— Task details —
Every line in the entries that holds "residenza" should be identified and copied.

Source data
▬▬▬▬▬▬▬▬▬▬

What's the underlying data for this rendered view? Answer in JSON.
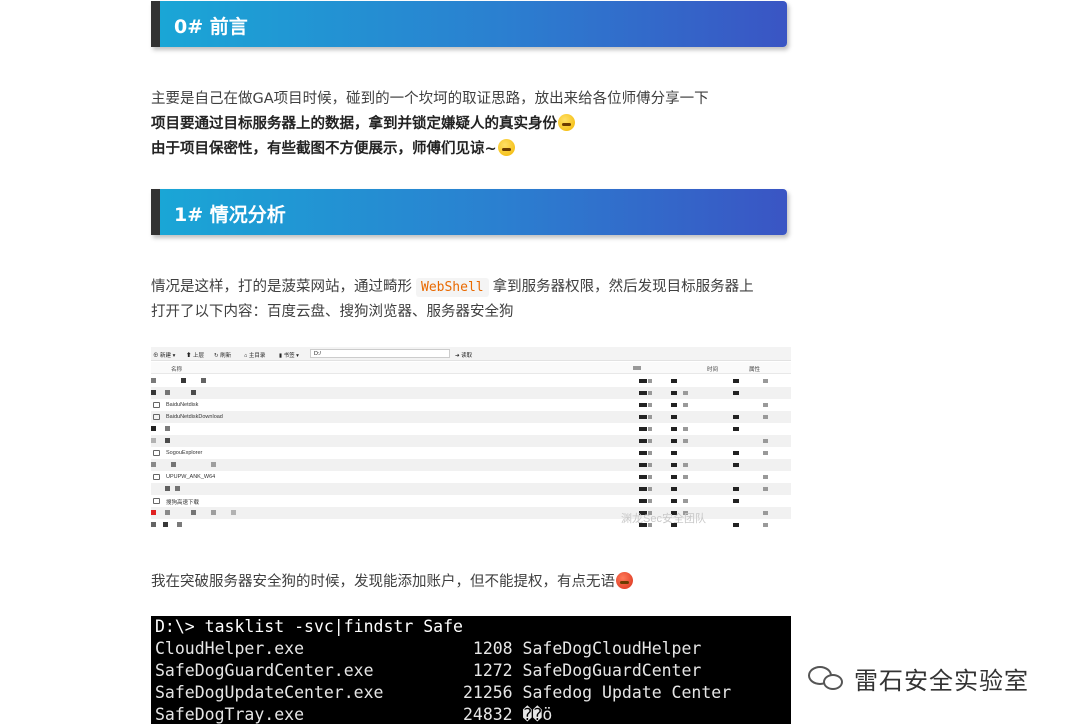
{
  "sections": [
    {
      "heading": "0# 前言"
    },
    {
      "heading": "1# 情况分析"
    }
  ],
  "intro": {
    "line1": "主要是自己在做GA项目时候，碰到的一个坎坷的取证思路，放出来给各位师傅分享一下",
    "line2": "项目要通过目标服务器上的数据，拿到并锁定嫌疑人的真实身份",
    "line3": "由于项目保密性，有些截图不方便展示，师傅们见谅~"
  },
  "analysis": {
    "line1_before": "情况是这样，打的是菠菜网站，通过畸形",
    "line1_code": "WebShell",
    "line1_after": "拿到服务器权限，然后发现目标服务器上",
    "line2": "打开了以下内容：百度云盘、搜狗浏览器、服务器安全狗",
    "line3": "我在突破服务器安全狗的时候，发现能添加账户，但不能提权，有点无语"
  },
  "file_browser": {
    "toolbar": {
      "new_label": "新建",
      "up_label": "上层",
      "refresh_label": "刷新",
      "home_label": "主目录",
      "bookmark_label": "书签",
      "path_value": "D:/",
      "read_label": "读取"
    },
    "columns": {
      "name": "名称",
      "date": "时间",
      "size": "大小",
      "perm": "属性"
    },
    "rows": [
      {
        "name": ""
      },
      {
        "name": ""
      },
      {
        "name": "BaiduNetdisk"
      },
      {
        "name": "BaiduNetdiskDownload"
      },
      {
        "name": ""
      },
      {
        "name": ""
      },
      {
        "name": "SogouExplorer"
      },
      {
        "name": ""
      },
      {
        "name": "UPUPW_ANK_W64"
      },
      {
        "name": ""
      },
      {
        "name": "搜狗高速下载"
      },
      {
        "name": ""
      },
      {
        "name": ""
      }
    ],
    "watermark": "渊龙Sec安全团队"
  },
  "terminal": {
    "command": "D:\\> tasklist -svc|findstr Safe",
    "lines": [
      "CloudHelper.exe                 1208 SafeDogCloudHelper",
      "SafeDogGuardCenter.exe          1272 SafeDogGuardCenter",
      "SafeDogUpdateCenter.exe        21256 Safedog Update Center",
      "SafeDogTray.exe                24832 ��ö"
    ]
  },
  "brand": {
    "name": "雷石安全实验室"
  },
  "icons": {
    "emoji1": "flushed-face-icon",
    "emoji2": "rolling-laughing-face-icon",
    "emoji3": "angry-face-icon",
    "brand_icon": "wechat-icon"
  }
}
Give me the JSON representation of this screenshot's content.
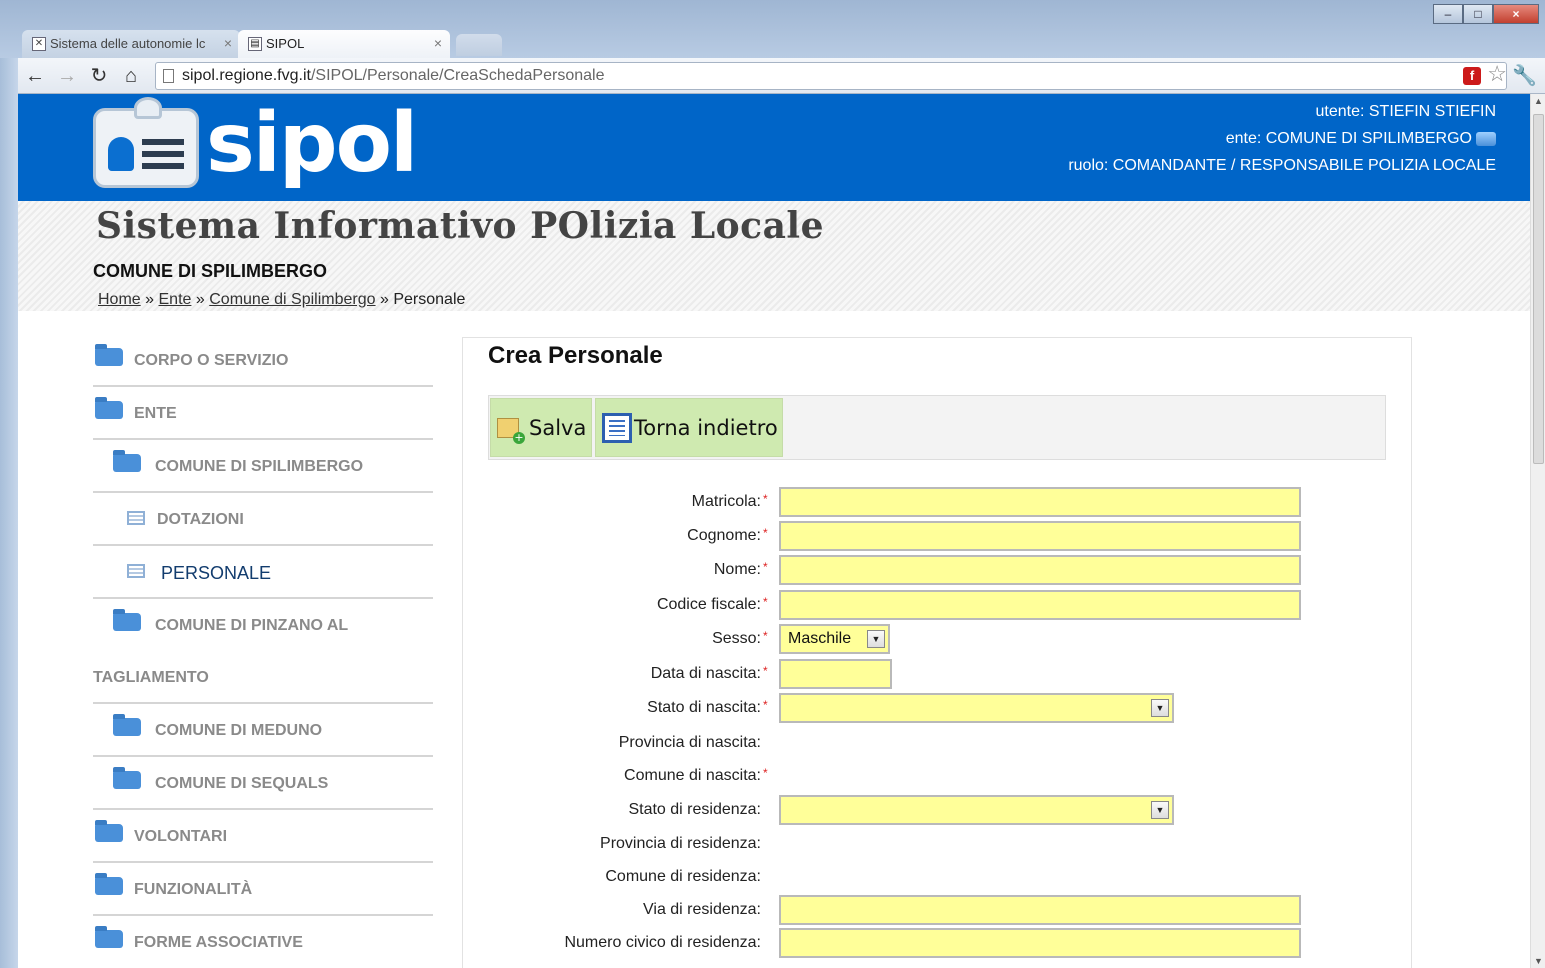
{
  "browser": {
    "tabs": [
      {
        "label": "Sistema delle autonomie lc",
        "active": false
      },
      {
        "label": "SIPOL",
        "active": true
      }
    ],
    "url_host": "sipol.regione.fvg.it",
    "url_path": "/SIPOL/Personale/CreaSchedaPersonale"
  },
  "header": {
    "logo_text": "sipol",
    "utente": "utente: STIEFIN STIEFIN",
    "ente": "ente: COMUNE DI SPILIMBERGO",
    "ruolo": "ruolo: COMANDANTE / RESPONSABILE POLIZIA LOCALE",
    "color": "#0065c8"
  },
  "site": {
    "title": "Sistema Informativo POlizia Locale",
    "comune": "COMUNE DI SPILIMBERGO"
  },
  "breadcrumb": {
    "home": "Home",
    "sep": "»",
    "ente": "Ente",
    "comune": "Comune di Spilimbergo",
    "current": "Personale"
  },
  "sidebar": {
    "items": [
      {
        "label": "CORPO O SERVIZIO",
        "icon": "folder-icon"
      },
      {
        "label": "ENTE",
        "icon": "folder-icon"
      },
      {
        "label": "COMUNE DI SPILIMBERGO",
        "icon": "folder-icon"
      },
      {
        "label": "DOTAZIONI",
        "icon": "list-icon"
      },
      {
        "label": "PERSONALE",
        "icon": "list-icon",
        "active": true
      },
      {
        "label": "COMUNE DI PINZANO AL",
        "label2": "TAGLIAMENTO",
        "icon": "folder-icon"
      },
      {
        "label": "COMUNE DI MEDUNO",
        "icon": "folder-icon"
      },
      {
        "label": "COMUNE DI SEQUALS",
        "icon": "folder-icon"
      },
      {
        "label": "VOLONTARI",
        "icon": "folder-icon"
      },
      {
        "label": "FUNZIONALITÀ",
        "icon": "folder-icon"
      },
      {
        "label": "FORME ASSOCIATIVE",
        "icon": "folder-icon"
      }
    ]
  },
  "main": {
    "title": "Crea Personale",
    "actions": {
      "save": "Salva",
      "back": "Torna indietro"
    },
    "required_mark": "*",
    "fields": [
      {
        "label": "Matricola:",
        "required": true,
        "value": ""
      },
      {
        "label": "Cognome:",
        "required": true,
        "value": ""
      },
      {
        "label": "Nome:",
        "required": true,
        "value": ""
      },
      {
        "label": "Codice fiscale:",
        "required": true,
        "value": ""
      },
      {
        "label": "Sesso:",
        "required": true,
        "value": "Maschile"
      },
      {
        "label": "Data di nascita:",
        "required": true,
        "value": ""
      },
      {
        "label": "Stato di nascita:",
        "required": true,
        "value": ""
      },
      {
        "label": "Provincia di nascita:",
        "required": false
      },
      {
        "label": "Comune di nascita:",
        "required": true
      },
      {
        "label": "Stato di residenza:",
        "required": false,
        "value": ""
      },
      {
        "label": "Provincia di residenza:",
        "required": false
      },
      {
        "label": "Comune di residenza:",
        "required": false
      },
      {
        "label": "Via di residenza:",
        "required": false,
        "value": ""
      },
      {
        "label": "Numero civico di residenza:",
        "required": false,
        "value": ""
      }
    ],
    "field_color": "#ffff99"
  }
}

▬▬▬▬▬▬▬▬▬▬

— Answer section —
        "label": "Stato di residenza:",
        "label": "Provincia di residenza:",
        "label": "Comune di residenza:",
        "label": "Via di residenza:",
        "label": "Numero civico di residenza:",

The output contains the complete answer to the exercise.